Can you tell us what all the neat rows of piles of dirt are on
the empty field adjacent to Las Animas School are for?
“Can you tell us what all the neat rows of piles of dirt are on the empty field adjacent to Las Animas School are for?”
Dear Piled High,
Red Phone contacted Operations Services Manager Carla Ruigh, who said the long, neat piles in the field west of Las Animas School are compost which will be spread out for agricultural related hay harvesting.
Then Joe Kline, the city’s public information officer, sent Red Phone an e-mail expanding on the compost.
“The farmer will be plowing the compost into the hay fields to improve the hay crop,” he wrote.
Hope that answers your question good caller.
Park needs more lighting
“Is it just me or would it make sense to add a few lights to Miller Park? I drove by there and that place was pitch black! Might help cut down on a bit of crime and prevent something in the future from occurring.”
Dear Light it Up,

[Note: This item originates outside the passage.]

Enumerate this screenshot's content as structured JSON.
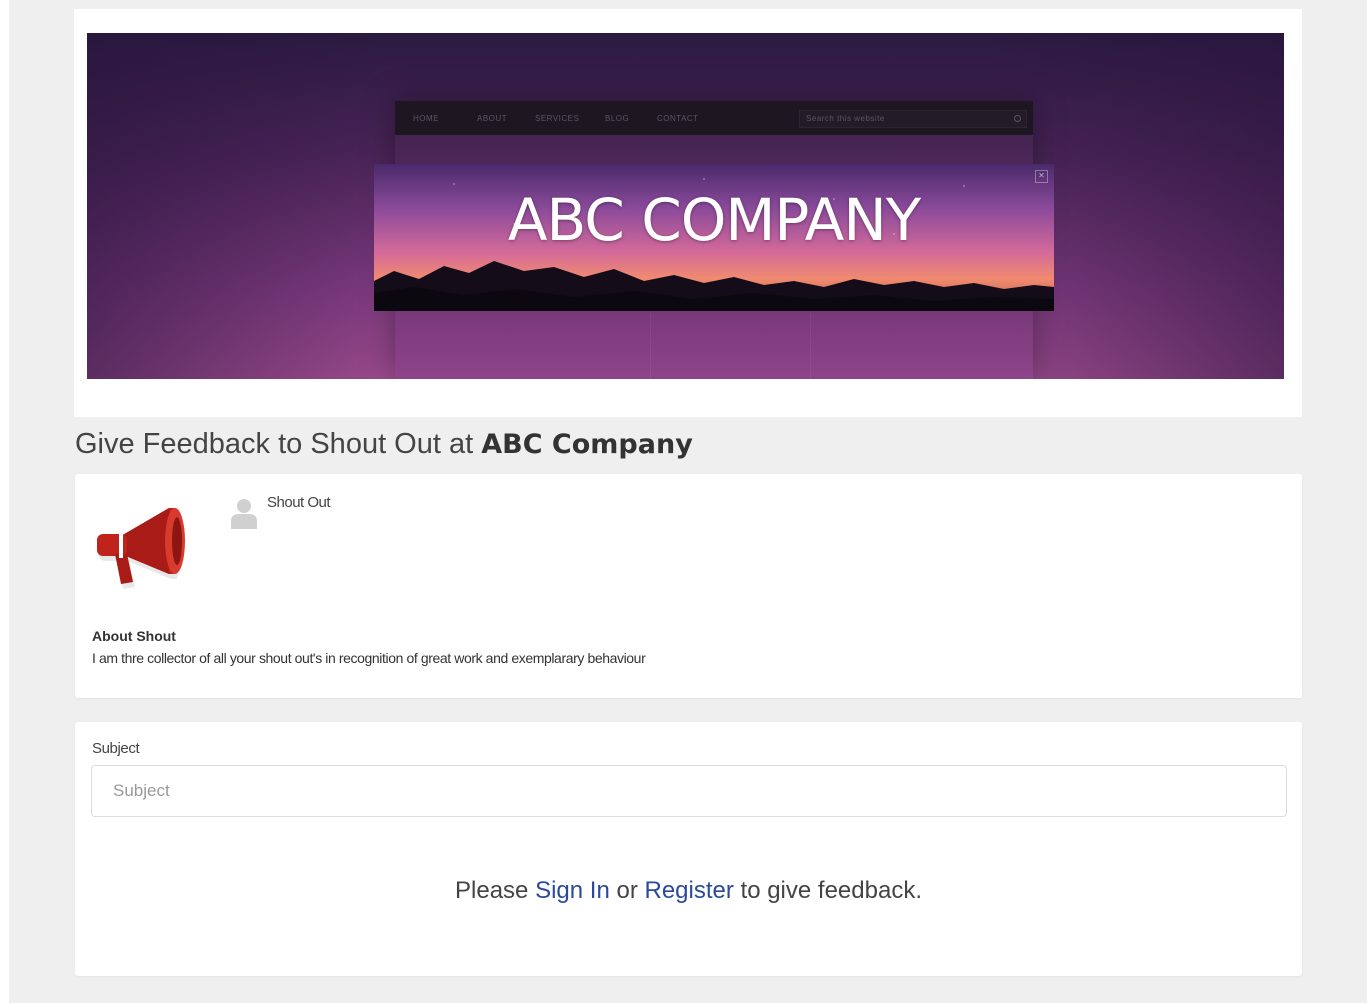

Red Phone contacted Ruigh, who said you are correct, more lighting is needed. There are three street lights on Princevalle Street, three on Carmel Street and one on Second Street. This provides some evening light into the park. There are also four external restroom lights, but two of those have been vandalized. Staff is in the process of repairing the two broken lights and once that is done, things should be a little brighter. They are set to come on at 6 p.m. and shut off at midnight.
“According to Park and Community Facilities Planning Manager Bill Headley, the park was built before security lighting was a standard for the city’s parks, which is why there isn’t more lighting inside the park,” Ruigh said. “Staff agrees that some additional security lighting in the park would be a good thing.”
But, adding lighting to the park would be a capital construction project. During the upcoming review of the Capital Improvement Budget, staff can identify security lighting at Miller Park as an unfunded need that should be considered for inclusion in the CIB.
“However, since this is a general fund expense, it will be competing with many other unfunded needs at a time when capital projects that are already scheduled are being cut or deferred to address budget issues,” Ruigh said.
So good caller, thanks for bringing the issue to light, so to speak. Stay tuned.
A shortsighted move by GUSD?
“We now hear from Gilroy school officials that they need more rooms for elementary students, yet they tore down the elementary school on Wren Avenue a year or so ago. Wasn’t this a very shortsighted action, given the mess they now find themselves in?”
Dear Long-term View,
The decision to demolish the old Las Animas School was made more than three years ago and was based on three main points, according to Deputy Superintendent of Business Services Enrique Palacios, who took over the job this year.
1. GUSD needed a new elementary school in the south west corner of the district.
2. Las Animas at Wren Avenue was too old to modernize and building a new school was more cost effective.
3. The site at Wren Avenue provided an opportunity to market the property for development.
“Looking back, the decision was not shortsighted,” he said. “We needed an elementary school, then, regardless of the location. At the time, the Wren Avenue property was attractive for development. The conversion of this property from school site to housing site is on hold. Once we pass Measure P, we will make recommendations based on enrollment projections and the Facilities Master Plan.
Good caller, hope that helps.